Located next to the main kitchen is the “mother-in-law” kitchen. “It’s important that she feel comfortable in our home and that she have her own space to prepare whatever she might like, whenever she might want,” says Jennifer. While smaller in size, this kitchen is a complete kitchen as well.
Next to the kitchen, a breakfast table and separate seating area provide plenty of space for large gatherings. The focal point for this room is the overhead lighting, a large circular soffit constructed from scratch with sheetrock and LED lighting.
When their long days of work and raising family are done, Jennifer and Ricky can retreat to their master suite. With a wall of windows on one side and a fireplace insert mounted within a wall of stone on the other, this spacious room gives them a chance to wind down. The room has plenty of space for the king-sized, winged platform tufted bed while grass wallpaper behind the headboard adds a textural contrast for the other walls.
A large walk-in closet features ample shelf space, enough so that Jennifer can easily display accessories such as shoes, purses and scarves, much in the way one would browse through a boutique store. “It makes it so much easier to find things when they are out rather than tucked away in drawers and cabinets,” she says.
The en suite bathroom offers plenty of counter space featuring leathered quartz, which has the look and feel of textured leather. Across the way, a large walk-in glass wall shower offers nine showerheads at one end and a bench for seating and storage at the opposite end. “We redrew this room two or three times before we got it how we liked it,” recalls Linda.
Four bedrooms upstairs gives the kids a lot of room for their own privacy, but they are intended for studying or quiet time — no televisions to be found in any bedroom. A unique aspect of Emily’s room includes the European-style closet. “Rather than the traditional walk-in closet, we chose to put ‘reach-in’ closets along one wall of Emily’s room,” says Linda. “They have the look and feel of built-in cabinetry and provide plenty of hanging space as well as shelves and drawers for storage.”
Downstairs in the basement is a third complete kitchen, including a microwave and wine cooler, along with a second dining area, a guest room with a full bath and the media room, where family and friends come to play.
“We love karaoke,” laughs Jennifer, “and we have friends who come over to have fun with us.” The media room features comfortable leather sofas, an 82-inch wide screen television and separate speaker systems for the television and karaoke system.
Jennifer and Linda both look on this building experience as a learning opportunity for each of them. Linda feels as though she’s been given the chance to experience another way of living. “I learned so much about Chinese culture, about the significance of family and how much respect Jennifer and her family have for that. And how kind they are,” she adds.
Jennifer shares that same feeling with a renewed respect for Linda’s role as a designer. “It really opened up a new world for me about design,” says Jennifer. “You have space but sometimes you need someone else’s eyes to help you see how to best use that space,” she says. “You may have million dollar taste but your budget is much, much less. Linda treated my home as her home and made sure we used the space the right way.”

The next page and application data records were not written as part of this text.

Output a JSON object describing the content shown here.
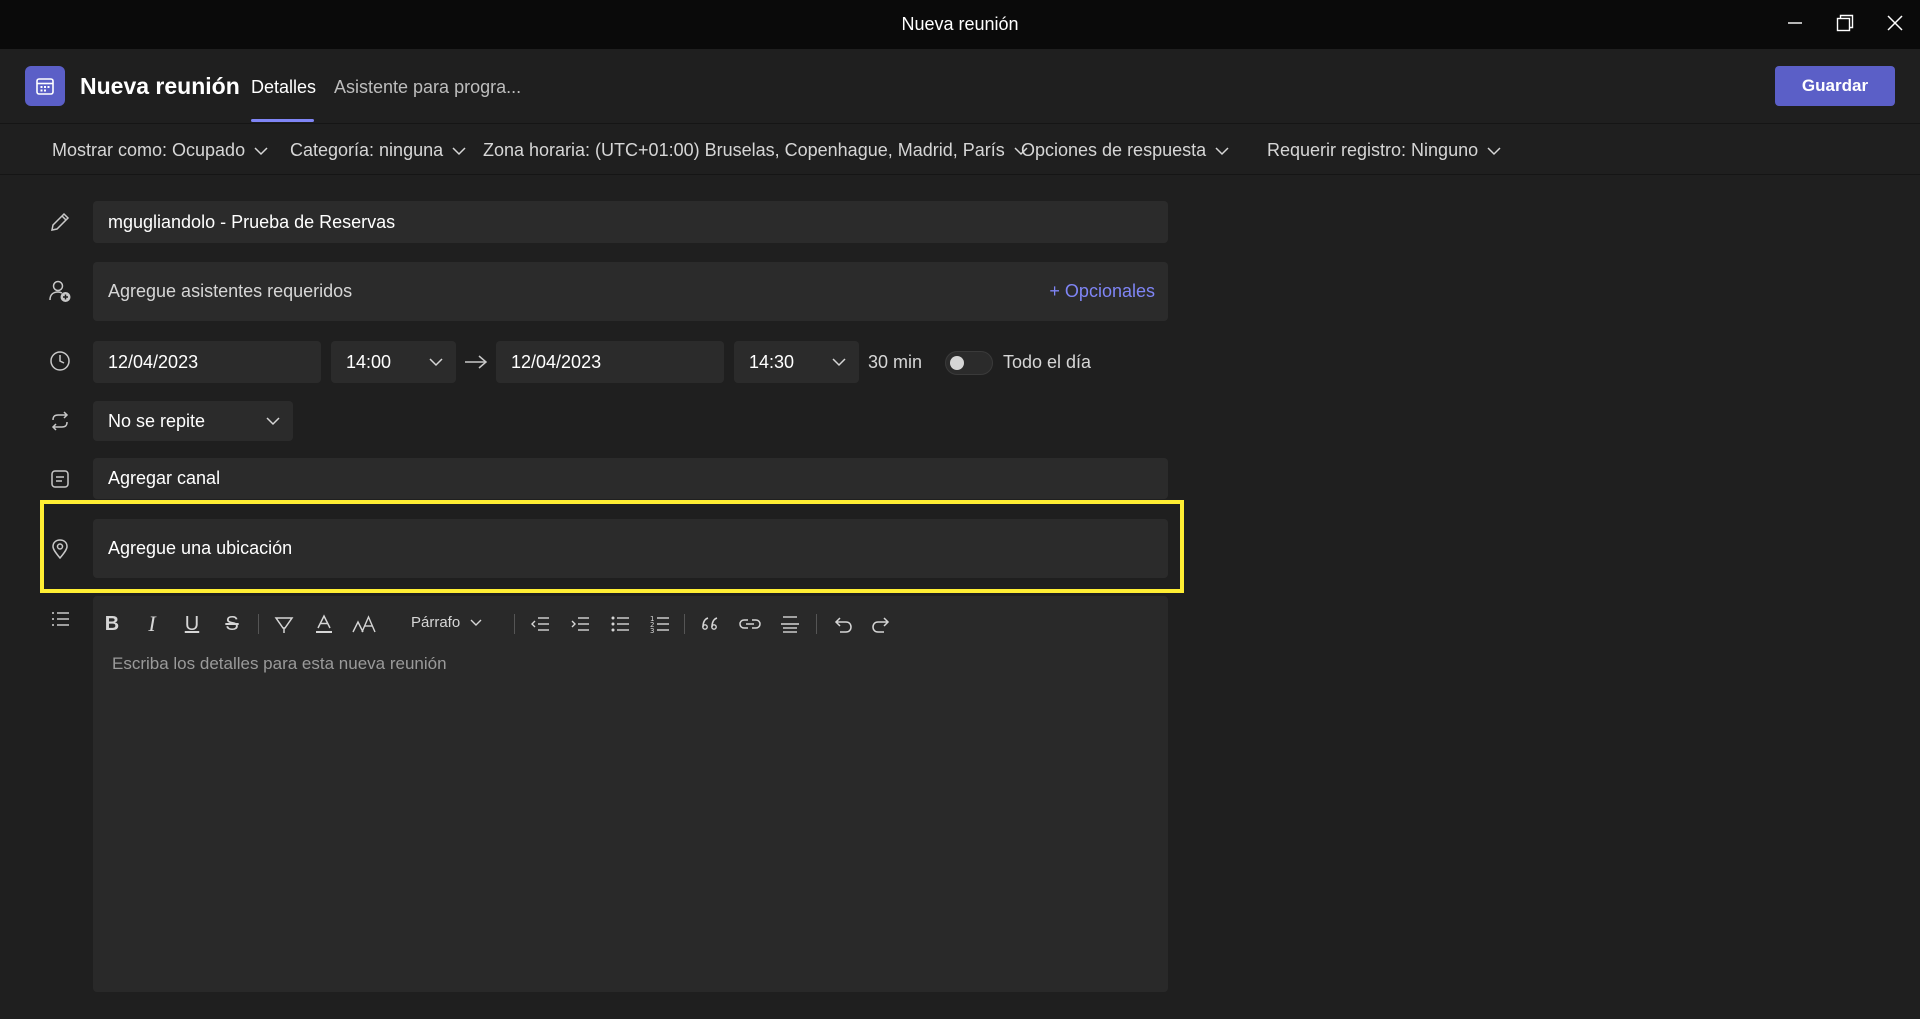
{
  "window": {
    "title": "Nueva reunión"
  },
  "header": {
    "title": "Nueva reunión",
    "tabs": [
      {
        "label": "Detalles",
        "active": true
      },
      {
        "label": "Asistente para progra..."
      }
    ],
    "save_label": "Guardar",
    "accent": "#5b5fc7"
  },
  "options": {
    "show_as": "Mostrar como: Ocupado",
    "category": "Categoría: ninguna",
    "timezone": "Zona horaria: (UTC+01:00) Bruselas, Copenhague, Madrid, París",
    "response_options": "Opciones de respuesta",
    "registration": "Requerir registro: Ninguno"
  },
  "form": {
    "title_value": "mgugliandolo - Prueba de Reservas",
    "attendees_placeholder": "Agregue asistentes requeridos",
    "optional_link": "+ Opcionales",
    "start_date": "12/04/2023",
    "start_time": "14:00",
    "end_date": "12/04/2023",
    "end_time": "14:30",
    "duration": "30 min",
    "all_day_label": "Todo el día",
    "all_day_on": false,
    "repeat": "No se repite",
    "channel_placeholder": "Agregar canal",
    "location_placeholder": "Agregue una ubicación"
  },
  "editor": {
    "paragraph_label": "Párrafo",
    "placeholder": "Escriba los detalles para esta nueva reunión"
  },
  "highlight_color": "#ffee33"
}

But the best part is that they feel a newfound friendship, according to Linda. “Seeing Jennifer smile and be excited about what we were able to accomplish for her and her family — that’s why I do what I do.”